All hell was breaking out, yet again, in the Arab world that surrounds Israel — well before the late news that broke in a most unlikely locale Friday and was mainly missed by most of the world.
Here’s what the world was watching: Iraq was free-falling. Fanatic forces of the Islamic State of Iraq and the Levant were sweeping through Iraq’s cities with speed that astonished policymakers from Baghdad to Washington.
ISIL’s rapid success was achieved mainly not by its military perfection but due to the swiftness with which the U.S.-trained Iraqi troops successfully stripped off their uniforms, dropped their weapons, abandoned their marked vehicles and scampered away, saving only their most precious of assets.
Closer to Israel’s homeland (but importantly not actually inside it), three Israeli teenagers were kidnapped while hitchhiking in the West Bank area near Jerusalem. Hamas leader Khaled Mashaal was quick to praise the act as heroic.
“Blessed be the hands that captured them,” the Hamas chief told al-Jazeera television. “This is a Palestinian duty, the responsibility of the Palestinian people.”
Israel blamed Hamas for the kidnapping, and Mashaal was carefully coy about that: “No one claimed responsibility so far. I can neither confirm nor deny it.” Palestinian President Mahmoud Abbas condemned the kidnapping and vowed to help find the kidnapped youths.
Now this. Newsbreak — dateline Detroit: The Presbyterian Church (U.S.A.) on Friday became America’s first large prominent religious group to vote to divest church stock in three major U.S. companies that make products Israel utilizes in the occupied Palestinian territories.
The Presbyterian Church has itself been under a siege of sorts, losing 37 percent of its membership in the past 21 years, as its membership dropped to a reported 1.76 million people. The church’s General Assembly approved the divestiture resolution by the slim margin of 310 to 303 votes.
The resolution calls on the Presbyterian Church to sell its $21 million in stock in three companies — Caterpillar, Hewlett-Packard and Motorola Solutions — that supply equipment critics say is used by Israel in the West Bank. Caterpillar said in a statement it doesn’t sell equipment to Israel, but to the U.S. government.
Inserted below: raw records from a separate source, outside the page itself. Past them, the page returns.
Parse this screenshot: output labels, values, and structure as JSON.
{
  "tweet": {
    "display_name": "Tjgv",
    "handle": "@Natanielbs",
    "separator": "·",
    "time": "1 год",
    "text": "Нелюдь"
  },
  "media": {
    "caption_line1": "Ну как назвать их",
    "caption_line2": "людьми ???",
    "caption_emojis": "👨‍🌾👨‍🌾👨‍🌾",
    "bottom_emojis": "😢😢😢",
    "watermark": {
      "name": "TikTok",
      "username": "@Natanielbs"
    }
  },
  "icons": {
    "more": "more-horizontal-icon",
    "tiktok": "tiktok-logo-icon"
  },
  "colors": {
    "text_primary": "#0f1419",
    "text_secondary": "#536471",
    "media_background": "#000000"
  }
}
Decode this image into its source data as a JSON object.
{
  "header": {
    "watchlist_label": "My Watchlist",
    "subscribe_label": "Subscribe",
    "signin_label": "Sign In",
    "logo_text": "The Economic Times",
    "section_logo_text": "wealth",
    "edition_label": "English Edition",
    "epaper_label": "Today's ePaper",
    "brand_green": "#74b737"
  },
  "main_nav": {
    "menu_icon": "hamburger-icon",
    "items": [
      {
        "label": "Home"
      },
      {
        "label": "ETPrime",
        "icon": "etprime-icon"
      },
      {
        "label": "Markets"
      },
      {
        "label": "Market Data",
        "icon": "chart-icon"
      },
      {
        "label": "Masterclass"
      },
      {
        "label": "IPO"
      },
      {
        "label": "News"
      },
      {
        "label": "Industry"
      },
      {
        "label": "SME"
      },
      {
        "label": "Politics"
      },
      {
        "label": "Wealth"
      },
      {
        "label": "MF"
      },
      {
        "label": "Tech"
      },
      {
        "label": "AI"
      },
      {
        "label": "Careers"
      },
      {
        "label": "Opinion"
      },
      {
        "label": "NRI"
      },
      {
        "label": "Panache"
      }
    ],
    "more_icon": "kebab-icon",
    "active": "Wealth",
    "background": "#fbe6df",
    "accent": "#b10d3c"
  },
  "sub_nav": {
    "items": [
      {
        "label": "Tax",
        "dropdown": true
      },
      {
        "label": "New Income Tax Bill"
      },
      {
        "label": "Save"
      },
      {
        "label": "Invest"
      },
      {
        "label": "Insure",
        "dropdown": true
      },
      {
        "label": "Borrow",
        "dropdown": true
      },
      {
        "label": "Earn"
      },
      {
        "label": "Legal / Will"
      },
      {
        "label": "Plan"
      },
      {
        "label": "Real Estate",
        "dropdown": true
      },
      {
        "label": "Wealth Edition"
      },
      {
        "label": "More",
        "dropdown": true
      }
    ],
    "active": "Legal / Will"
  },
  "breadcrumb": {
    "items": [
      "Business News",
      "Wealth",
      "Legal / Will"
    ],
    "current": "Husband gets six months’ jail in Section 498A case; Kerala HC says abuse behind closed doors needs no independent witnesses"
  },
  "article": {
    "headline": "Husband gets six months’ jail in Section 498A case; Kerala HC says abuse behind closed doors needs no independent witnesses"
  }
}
HP said its West Bank checkpoints were developed to create “a secure environment, enabling (the Palestinian) people to get to their place of work or to carry out their business in a faster and safer way.” Motorola Solutions says it follows the laws and its corporate human rights policies.
(The United Methodist Church, the largest Protestant denomination in the United States, has decided against a churchwide divestiture. Two small church groups, the U.S. Quakers’ Friends Fiduciary Corp. and the Mennonite Central Committee have voted to divest in companies doing business with Israel.)
While Israelis have long been bombarded and besieged by Palestinian missiles and militants, I have always believed Israel did a disservice to its own prospects for peace by building new settlements in the Palestinian territories after the historic accomplishments that began with President Jimmy Carter’s Camp David summit with Egypt’s Anwar Sadat and Israel’s Menachem Begin.
Unfortunately, there is no shortage of short-sightedness on all of these Middle East conflagrations. But interestingly, the most compelling perspective on the Presbyterians’ recent misguided decision came from a hardly unbiased source: Israeli Prime Minister Benjamin Netanyahu. The Israeli hardliner waxed rather eloquently when asked about it on NBC News’ “Meet the Press.”
“It should trouble all people of conscience and morality because it’s so disgraceful,” Netanyahu said.
“You know, you look at what’s happening in the Middle East, and I think most Americans understand this: They see this enormous area riveted by religious hatred, by savagery of unimaginable proportions.
“Then you come to Israel and you see the one democracy that upholds basic human rights, that guards the rights of all minorities, that protects Christians. Christians are persecuted throughout the Middle East. So most Americans understand that Israel is a beacon of civilization and moderation.
“You know, I would suggest to those Presbyterian organizations to fly to the Middle East, come see Israel for the embattled democracy that it is, and then take a bus tour. Go to Libya, go to Syria, go to Iraq, and see the difference. And I would give them two pieces of advice: One is make sure it’s an armor-plated bus. And, second, don’t say that you’re Christians.”
Martin Schram, a McClatchy-Tribune columnist, is a veteran Washington journalist, author and TV documentary executive. Email him at firstname.lastname@example.org.